What to work on: Report every line of the records that contains the word "heading".

□ □ □

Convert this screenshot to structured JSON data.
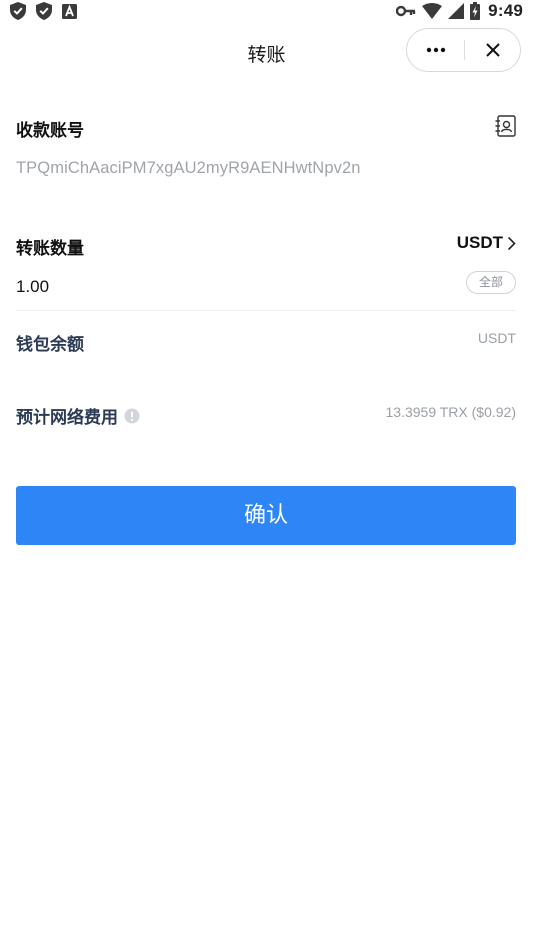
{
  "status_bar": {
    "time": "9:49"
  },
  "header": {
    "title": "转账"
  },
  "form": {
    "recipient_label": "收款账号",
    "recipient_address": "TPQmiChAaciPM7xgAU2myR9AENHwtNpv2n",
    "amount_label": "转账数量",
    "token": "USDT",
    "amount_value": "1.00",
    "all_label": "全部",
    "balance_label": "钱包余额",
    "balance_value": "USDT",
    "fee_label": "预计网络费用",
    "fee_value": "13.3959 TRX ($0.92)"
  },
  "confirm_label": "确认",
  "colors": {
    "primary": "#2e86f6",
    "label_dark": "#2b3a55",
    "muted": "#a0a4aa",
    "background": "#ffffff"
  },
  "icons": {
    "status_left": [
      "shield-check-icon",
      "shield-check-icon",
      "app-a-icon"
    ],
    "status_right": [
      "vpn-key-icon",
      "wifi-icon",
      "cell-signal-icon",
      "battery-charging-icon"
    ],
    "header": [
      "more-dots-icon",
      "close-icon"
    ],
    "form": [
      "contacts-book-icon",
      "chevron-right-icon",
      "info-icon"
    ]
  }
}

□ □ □

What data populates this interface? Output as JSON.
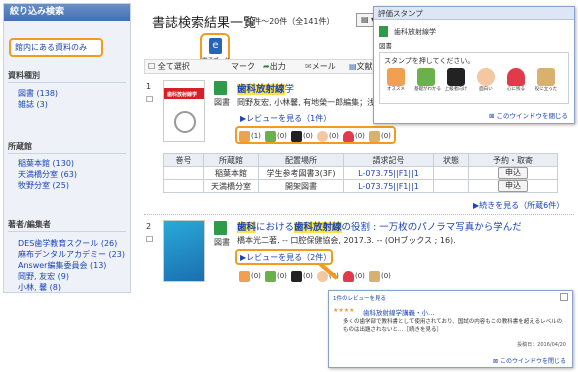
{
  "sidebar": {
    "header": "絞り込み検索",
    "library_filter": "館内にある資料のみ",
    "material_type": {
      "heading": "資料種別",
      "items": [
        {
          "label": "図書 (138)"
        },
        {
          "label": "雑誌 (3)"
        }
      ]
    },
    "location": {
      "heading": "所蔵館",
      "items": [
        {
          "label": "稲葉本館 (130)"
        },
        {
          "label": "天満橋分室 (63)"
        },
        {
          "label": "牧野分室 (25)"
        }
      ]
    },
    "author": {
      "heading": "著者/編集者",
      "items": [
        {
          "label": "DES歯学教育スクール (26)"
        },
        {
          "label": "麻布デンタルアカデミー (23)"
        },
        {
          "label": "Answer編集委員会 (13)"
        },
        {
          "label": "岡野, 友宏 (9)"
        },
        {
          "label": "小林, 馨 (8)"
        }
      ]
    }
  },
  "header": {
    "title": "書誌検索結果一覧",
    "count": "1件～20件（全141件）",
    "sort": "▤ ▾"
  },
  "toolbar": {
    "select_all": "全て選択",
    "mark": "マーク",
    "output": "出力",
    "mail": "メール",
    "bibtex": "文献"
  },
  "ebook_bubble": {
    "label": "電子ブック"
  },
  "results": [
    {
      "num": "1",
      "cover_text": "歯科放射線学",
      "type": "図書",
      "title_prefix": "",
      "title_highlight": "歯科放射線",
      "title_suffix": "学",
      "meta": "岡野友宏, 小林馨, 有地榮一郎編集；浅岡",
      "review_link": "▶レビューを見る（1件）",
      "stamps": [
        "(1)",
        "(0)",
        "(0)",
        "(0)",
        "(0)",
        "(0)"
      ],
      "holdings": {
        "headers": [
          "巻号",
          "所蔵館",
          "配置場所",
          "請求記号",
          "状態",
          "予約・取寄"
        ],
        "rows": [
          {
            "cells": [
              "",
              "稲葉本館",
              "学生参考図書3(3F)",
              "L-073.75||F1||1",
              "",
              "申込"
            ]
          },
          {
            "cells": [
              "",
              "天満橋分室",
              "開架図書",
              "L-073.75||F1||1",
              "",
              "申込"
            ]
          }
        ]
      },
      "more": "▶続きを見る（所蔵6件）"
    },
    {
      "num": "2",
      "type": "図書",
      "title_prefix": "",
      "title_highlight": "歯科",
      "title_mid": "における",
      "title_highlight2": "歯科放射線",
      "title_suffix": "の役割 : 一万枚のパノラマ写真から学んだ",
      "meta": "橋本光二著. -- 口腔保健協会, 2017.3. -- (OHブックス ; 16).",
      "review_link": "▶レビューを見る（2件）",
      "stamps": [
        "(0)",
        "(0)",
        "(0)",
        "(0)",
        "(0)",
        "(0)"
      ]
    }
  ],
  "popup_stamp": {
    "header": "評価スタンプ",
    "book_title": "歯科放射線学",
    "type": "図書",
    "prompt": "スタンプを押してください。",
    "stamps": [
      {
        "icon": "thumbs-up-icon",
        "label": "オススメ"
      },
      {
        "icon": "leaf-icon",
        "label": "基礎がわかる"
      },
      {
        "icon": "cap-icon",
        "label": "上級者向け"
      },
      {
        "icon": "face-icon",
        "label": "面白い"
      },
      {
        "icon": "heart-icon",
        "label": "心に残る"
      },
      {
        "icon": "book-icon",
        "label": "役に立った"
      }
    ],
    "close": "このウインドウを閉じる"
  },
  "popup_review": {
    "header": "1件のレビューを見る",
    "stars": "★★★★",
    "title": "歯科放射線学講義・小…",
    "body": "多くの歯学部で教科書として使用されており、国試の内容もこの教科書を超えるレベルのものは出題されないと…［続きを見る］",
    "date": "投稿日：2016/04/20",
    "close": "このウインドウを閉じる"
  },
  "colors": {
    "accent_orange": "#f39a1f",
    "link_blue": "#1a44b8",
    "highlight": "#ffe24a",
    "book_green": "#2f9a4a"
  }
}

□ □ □

Exercise answer:
      "heading": "資料種別",
      "heading": "所蔵館",
      "heading": "著者/編集者",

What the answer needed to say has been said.